Zombie fossil-fuel power plant revived to mine bitcoin


Dead and off the grid for years before purchase to mine bitcoin

Few bitcoin projects illustrate the cryptocurrency’s enormous climate impact better than the Greenidge power plant in upstate New York. The once-abandoned power plant was bought by private equity firm Atlas Holdings and retasked. A significant portion of Greenidge’s electricity no longer powers nearby homes or businesses; rather, the plant’s smokestacks are increasingly pouring pollutants into the atmosphere in the service of mining bitcoin.

…By the end of this year, it plans to have 18,000 specialized machines mining bitcoin, and with the recent approval of its data center expansion plans, it will add 10,500 more. When the project is complete, the miners will be using 79 percent of the power plant’s capacity, or 85 MW.

The additional four data center buildings would provide 12 long-term jobs, but the mining operations would significantly contribute to air pollution in the area and discharge hot water into a nearby trout stream that empties into Seneca Lake.

But…it will be turning a profit and in the GOUSA, that’s all that counts.

Laws of Physics need an update. Someone please tell Congress!

By Michael R. Bloomberg

The most extraordinary event of the year — and perhaps the 21st century — made few national headlines. But it may just alter the future of the human race, and it should lead both parties in Congress to support a major investment increase in the nation’s research and development infrastructure.

The event happened in Batavia, Illinois, about 35 miles west of Chicago, at the Fermi National Accelerator Laboratory. Rarely does a single experiment threaten to upend the known laws of the universe. But so it was on April 7, when a group of more than 200 physicists published a paper with a deceptively modest title: “Measurement of the Positive Muon Anomalous Magnetic Moment to 0.46 ppm.”

The anomaly in question could be a momentous one. Starting in 2018, researchers measured how subatomic particles called muons — heavier, more transient cousins of electrons — interacted with a strong magnetic field. They found that the muons’ “precesses,” or wobbles, differed from what the reigning Standard Model of physics would predict, and seemed to cohere with a similar deviation detected in 2001.

If accurate, those results would indicate that some previously unknown force or particle is acting on the muons — and suggest that the Standard Model, which physicists have relied on for half a century, could have a significant problem.

Why does this matter to anyone besides physicists — and those who dropped physics as a college major, like I did? (There was a German language requirement — I lasted three days.) Well, for starters, it might hold the key to explaining the deepest mysteries of the universe. It could also help elucidate the nature of dark matter, inform new quantum-mechanical models, or even shed light on perhaps the biggest quandary of all: Why is there something rather than nothing? As a group of eminent particle physicists once put it, the quest to understand such questions is “a defining characteristic of the human spirit.”

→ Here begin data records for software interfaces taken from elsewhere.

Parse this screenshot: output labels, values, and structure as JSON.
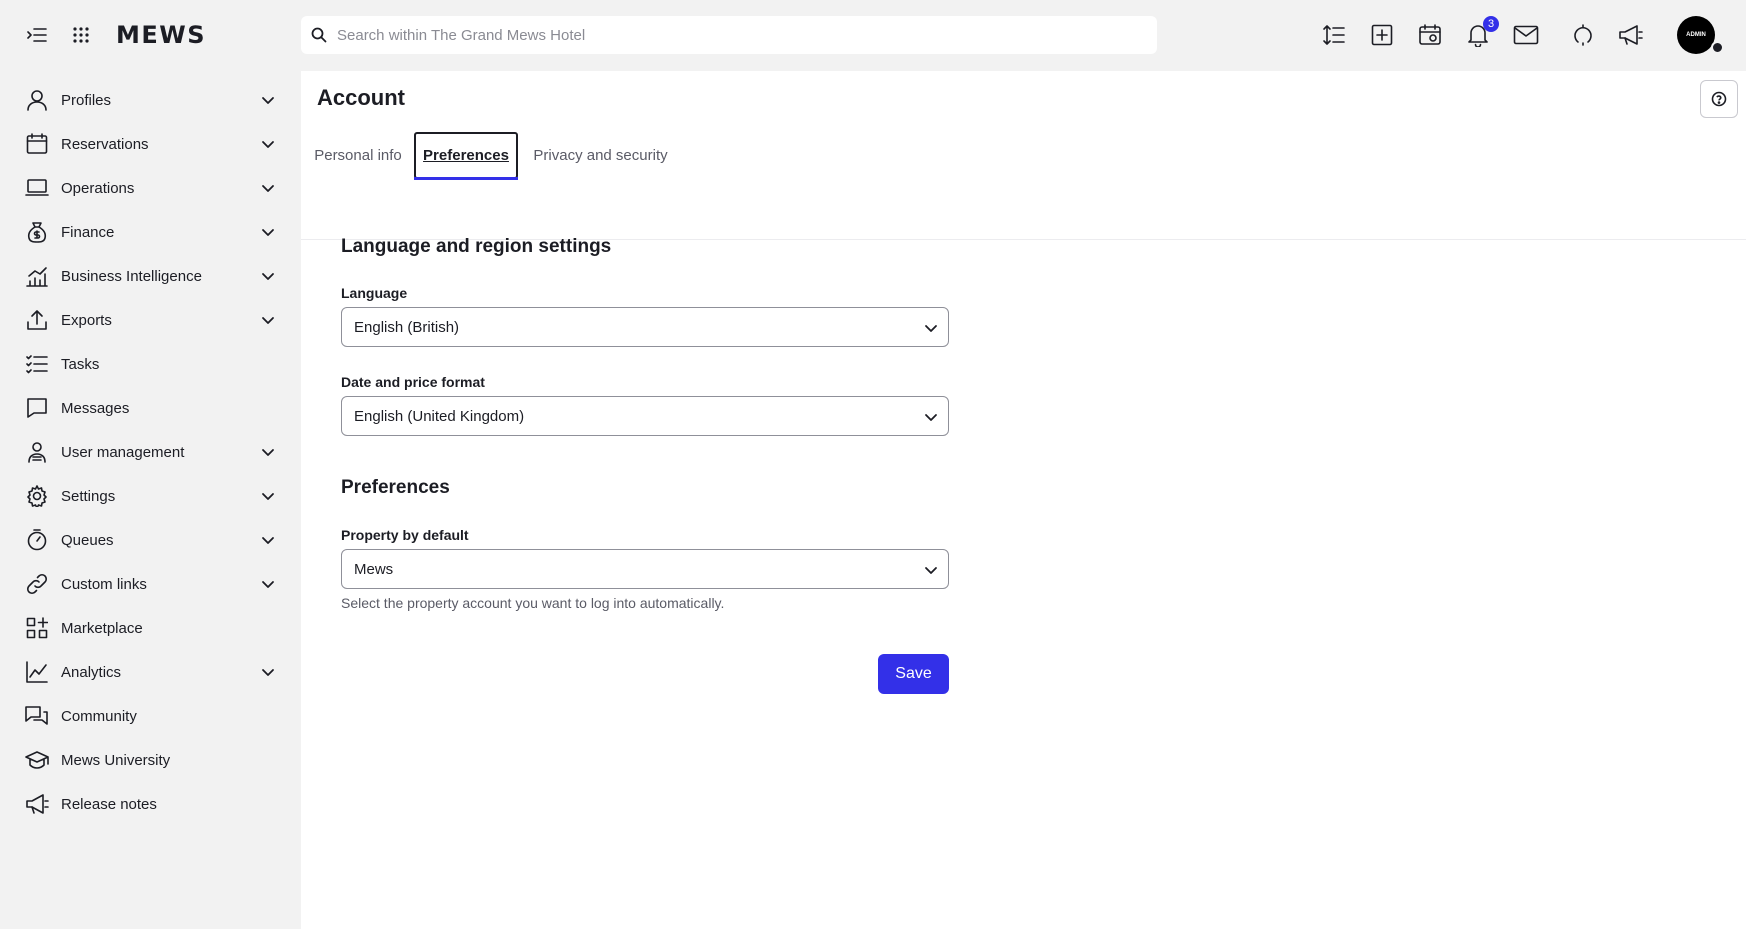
{
  "topbar": {
    "logo": "MEWS",
    "search_placeholder": "Search within The Grand Mews Hotel",
    "notifications_count": "3",
    "avatar_label": "ADMIN"
  },
  "sidebar": {
    "items": [
      {
        "label": "Profiles",
        "icon": "person-icon",
        "expandable": true
      },
      {
        "label": "Reservations",
        "icon": "calendar-icon",
        "expandable": true
      },
      {
        "label": "Operations",
        "icon": "laptop-icon",
        "expandable": true
      },
      {
        "label": "Finance",
        "icon": "money-bag-icon",
        "expandable": true
      },
      {
        "label": "Business Intelligence",
        "icon": "bar-chart-icon",
        "expandable": true
      },
      {
        "label": "Exports",
        "icon": "upload-icon",
        "expandable": true
      },
      {
        "label": "Tasks",
        "icon": "checklist-icon",
        "expandable": false
      },
      {
        "label": "Messages",
        "icon": "message-icon",
        "expandable": false
      },
      {
        "label": "User management",
        "icon": "user-management-icon",
        "expandable": true
      },
      {
        "label": "Settings",
        "icon": "gear-icon",
        "expandable": true
      },
      {
        "label": "Queues",
        "icon": "stopwatch-icon",
        "expandable": true
      },
      {
        "label": "Custom links",
        "icon": "link-icon",
        "expandable": true
      },
      {
        "label": "Marketplace",
        "icon": "apps-icon",
        "expandable": false
      },
      {
        "label": "Analytics",
        "icon": "line-chart-icon",
        "expandable": true
      },
      {
        "label": "Community",
        "icon": "chat-bubbles-icon",
        "expandable": false
      },
      {
        "label": "Mews University",
        "icon": "graduation-cap-icon",
        "expandable": false
      },
      {
        "label": "Release notes",
        "icon": "megaphone-icon",
        "expandable": false
      }
    ]
  },
  "main": {
    "title": "Account",
    "tabs": [
      {
        "label": "Personal info",
        "active": false
      },
      {
        "label": "Preferences",
        "active": true
      },
      {
        "label": "Privacy and security",
        "active": false
      }
    ],
    "language_section": {
      "title": "Language and region settings",
      "language_label": "Language",
      "language_value": "English (British)",
      "format_label": "Date and price format",
      "format_value": "English (United Kingdom)"
    },
    "preferences_section": {
      "title": "Preferences",
      "property_label": "Property by default",
      "property_value": "Mews",
      "property_hint": "Select the property account you want to log into automatically."
    },
    "save_label": "Save"
  },
  "colors": {
    "accent": "#3330e8",
    "background": "#f2f2f2",
    "panel": "#ffffff",
    "text": "#1c1d24"
  }
}
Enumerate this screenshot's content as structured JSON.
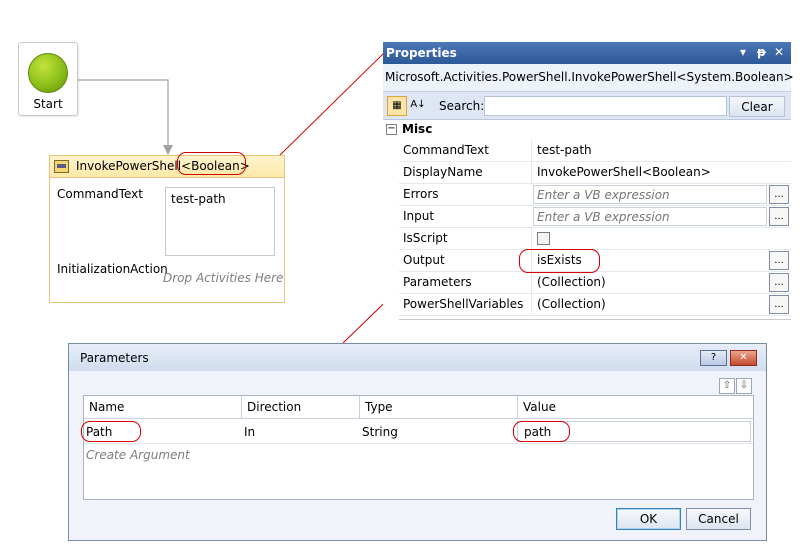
{
  "designer": {
    "start_label": "Start",
    "activity": {
      "title": "InvokePowerShell",
      "type_arg": "<Boolean>",
      "command_label": "CommandText",
      "command_value": "test-path",
      "init_label": "InitializationAction",
      "drop_hint": "Drop Activities Here"
    }
  },
  "properties": {
    "title": "Properties",
    "controls": [
      "▾",
      "ᵽ",
      "✕"
    ],
    "type_name": "Microsoft.Activities.PowerShell.InvokePowerShell<System.Boolean>",
    "toolbar": {
      "categorized_icon": "categorized-icon",
      "alpha_icon": "sort-alpha-icon",
      "search_label": "Search:",
      "search_value": "",
      "clear_label": "Clear"
    },
    "category": "Misc",
    "category_toggle": "−",
    "rows": [
      {
        "name": "CommandText",
        "value": "test-path"
      },
      {
        "name": "DisplayName",
        "value": "InvokePowerShell<Boolean>"
      },
      {
        "name": "Errors",
        "placeholder": "Enter a VB expression",
        "button": "..."
      },
      {
        "name": "Input",
        "placeholder": "Enter a VB expression",
        "button": "..."
      },
      {
        "name": "IsScript",
        "checked": false
      },
      {
        "name": "Output",
        "value": "isExists",
        "button": "..."
      },
      {
        "name": "Parameters",
        "value": "(Collection)",
        "button": "..."
      },
      {
        "name": "PowerShellVariables",
        "value": "(Collection)",
        "button": "..."
      }
    ]
  },
  "dialog": {
    "title": "Parameters",
    "help_label": "?",
    "close_label": "✕",
    "move_up": "⇧",
    "move_down": "⇩",
    "columns": [
      "Name",
      "Direction",
      "Type",
      "Value"
    ],
    "rows": [
      {
        "name": "Path",
        "direction": "In",
        "type": "String",
        "value": "path"
      }
    ],
    "create_argument": "Create Argument",
    "ok_label": "OK",
    "cancel_label": "Cancel"
  },
  "colors": {
    "annotation": "#d40000",
    "title_bar": "#2d5898",
    "activity_header": "#fde9a8"
  }
}
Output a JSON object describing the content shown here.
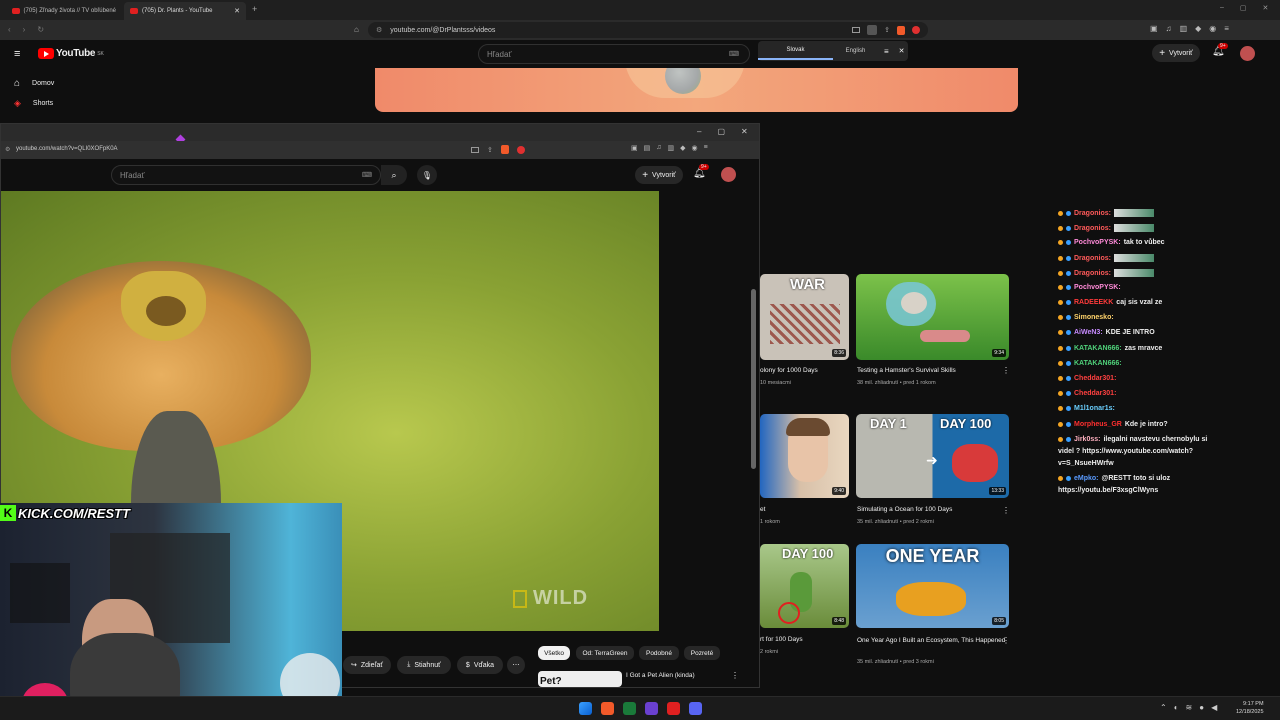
{
  "browser": {
    "tabs": [
      {
        "label": "(705) Zľnady života // TV obľúbené"
      },
      {
        "label": "(705) Dr. Plants - YouTube"
      }
    ],
    "url": "youtube.com/@DrPlantsss/videos"
  },
  "youtube_bg": {
    "logo_text": "YouTube",
    "region": "SK",
    "search_placeholder": "Hľadať",
    "create_label": "Vytvoriť",
    "notif_count": "9+",
    "sidebar": [
      {
        "label": "Domov",
        "icon": "home-icon"
      },
      {
        "label": "Shorts",
        "icon": "shorts-icon"
      }
    ]
  },
  "translate": {
    "lang_from": "Slovak",
    "lang_to": "English"
  },
  "videos": [
    {
      "title": "olony for 1000 Days",
      "meta": "10 mesiacmi",
      "duration": "8:36",
      "thumb_text": "WAR",
      "thumb_color": "#c7c0b6"
    },
    {
      "title": "Testing a Hamster's Survival Skills",
      "meta": "38 mil. zhliadnutí • pred 1 rokom",
      "duration": "9:34",
      "thumb_text": "",
      "thumb_color": "#5aa03a"
    },
    {
      "title": "et",
      "meta": "1 rokom",
      "duration": "9:40",
      "thumb_text": "",
      "thumb_color": "#2a70c8"
    },
    {
      "title": "Simulating a Ocean for 100 Days",
      "meta": "35 mil. zhliadnutí • pred 2 rokmi",
      "duration": "13:33",
      "thumb_text_left": "DAY 1",
      "thumb_text_right": "DAY 100",
      "thumb_color": "#9aa0a0"
    },
    {
      "title": "rt for 100 Days",
      "meta": "2 rokmi",
      "duration": "8:48",
      "thumb_text": "DAY 100",
      "thumb_color": "#6a8c3a"
    },
    {
      "title": "One Year Ago I Built an Ecosystem, This Happened",
      "meta": "35 mil. zhliadnutí • pred 3 rokmi",
      "duration": "8:05",
      "thumb_text": "ONE YEAR",
      "thumb_color": "#3a80c0"
    }
  ],
  "chat": [
    {
      "user": "Dragonios:",
      "msg": "",
      "color": "#ff5a5a",
      "emote": true
    },
    {
      "user": "Dragonios:",
      "msg": "",
      "color": "#ff5a5a",
      "emote": true
    },
    {
      "user": "PochvoPYSK:",
      "msg": "tak to vůbec",
      "color": "#ff8ad8",
      "emote": false
    },
    {
      "user": "Dragonios:",
      "msg": "",
      "color": "#ff5a5a",
      "emote": true
    },
    {
      "user": "Dragonios:",
      "msg": "",
      "color": "#ff5a5a",
      "emote": true
    },
    {
      "user": "PochvoPYSK:",
      "msg": "",
      "color": "#ff8ad8",
      "emote": false
    },
    {
      "user": "RADEEEKK",
      "msg": "caj sis vzal ze",
      "color": "#ff3b3b",
      "emote": false
    },
    {
      "user": "Simonesko:",
      "msg": "",
      "color": "#ffd36b",
      "emote": false
    },
    {
      "user": "AiWeN3:",
      "msg": "KDE JE INTRO",
      "color": "#c78bff",
      "emote": false
    },
    {
      "user": "KATAKAN666:",
      "msg": "zas mravce",
      "color": "#4fd17a",
      "emote": false
    },
    {
      "user": "KATAKAN666:",
      "msg": "",
      "color": "#4fd17a",
      "emote": false
    },
    {
      "user": "Cheddar301:",
      "msg": "",
      "color": "#ff4040",
      "emote": false
    },
    {
      "user": "Cheddar301:",
      "msg": "",
      "color": "#ff4040",
      "emote": false
    },
    {
      "user": "M1l1onar1s:",
      "msg": "",
      "color": "#6bd0ff",
      "emote": false
    },
    {
      "user": "Morpheus_GR",
      "msg": "Kde je intro?",
      "color": "#ff2f2f",
      "emote": false
    },
    {
      "user": "Jirk0ss:",
      "msg": "ilegalni navstevu chernobylu si",
      "color": "#ffb0c0",
      "emote": false
    },
    {
      "user": "",
      "msg": "videl ? https://www.youtube.com/watch?",
      "color": "#eee",
      "emote": false
    },
    {
      "user": "",
      "msg": "v=S_NsueHWrfw",
      "color": "#eee",
      "emote": false
    },
    {
      "user": "eMpko:",
      "msg": "@RESTT toto si uloz",
      "color": "#5a9bff",
      "emote": false
    },
    {
      "user": "",
      "msg": "https://youtu.be/F3xsgClWyns",
      "color": "#eee",
      "emote": false
    }
  ],
  "popup": {
    "url": "youtube.com/watch?v=QLI0XOFpK0A",
    "search_placeholder": "Hľadať",
    "create_label": "Vytvoriť",
    "notif_count": "9+",
    "watermark": "WILD",
    "actions": [
      {
        "label": "Zdieľať",
        "icon": "share-icon"
      },
      {
        "label": "Stiahnuť",
        "icon": "download-icon"
      },
      {
        "label": "Vďaka",
        "icon": "thanks-icon"
      }
    ],
    "chips": [
      "Všetko",
      "Od: TerraGreen",
      "Podobné",
      "Pozreté"
    ],
    "next_title": "I Got a Pet Alien (kinda)",
    "next_thumb_text": "Pet?"
  },
  "stream": {
    "overlay_text": "KICK.COM/RESTT",
    "kick_letter": "K"
  },
  "taskbar": {
    "time": "9:17 PM",
    "date": "12/18/2025"
  }
}
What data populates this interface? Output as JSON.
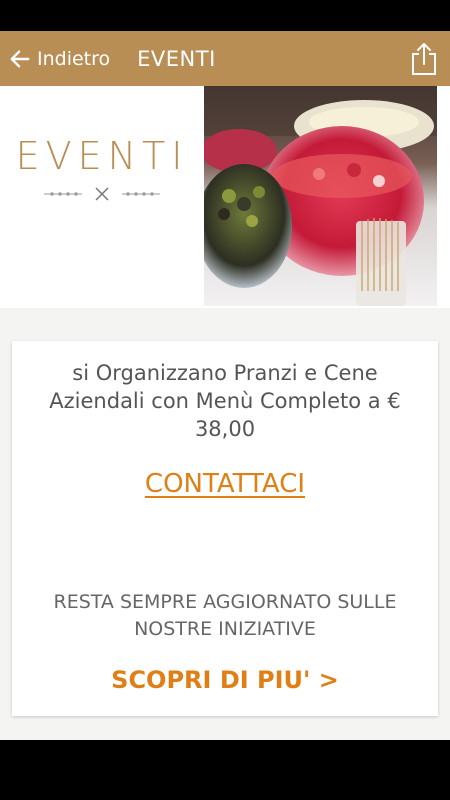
{
  "app_bar": {
    "back_label": "Indietro",
    "title": "EVENTI",
    "back_icon": "arrow-left-icon",
    "share_icon": "share-icon"
  },
  "hero": {
    "logo_text": "EVENTI",
    "ornament_icon": "fork-knife-icon"
  },
  "card": {
    "promo_text": "si Organizzano Pranzi e Cene Aziendali con Menù Completo a € 38,00",
    "contact_label": "CONTATTACI",
    "updates_text": "RESTA SEMPRE AGGIORNATO SULLE NOSTRE INIZIATIVE",
    "discover_label": "SCOPRI DI PIU' >"
  },
  "colors": {
    "app_bar": "#b88e55",
    "accent": "#e07f16",
    "text": "#555555"
  }
}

A worthwhile read. Perhaps, equally beneficial to those who remain superstitious enough to believe that something comes from nothing.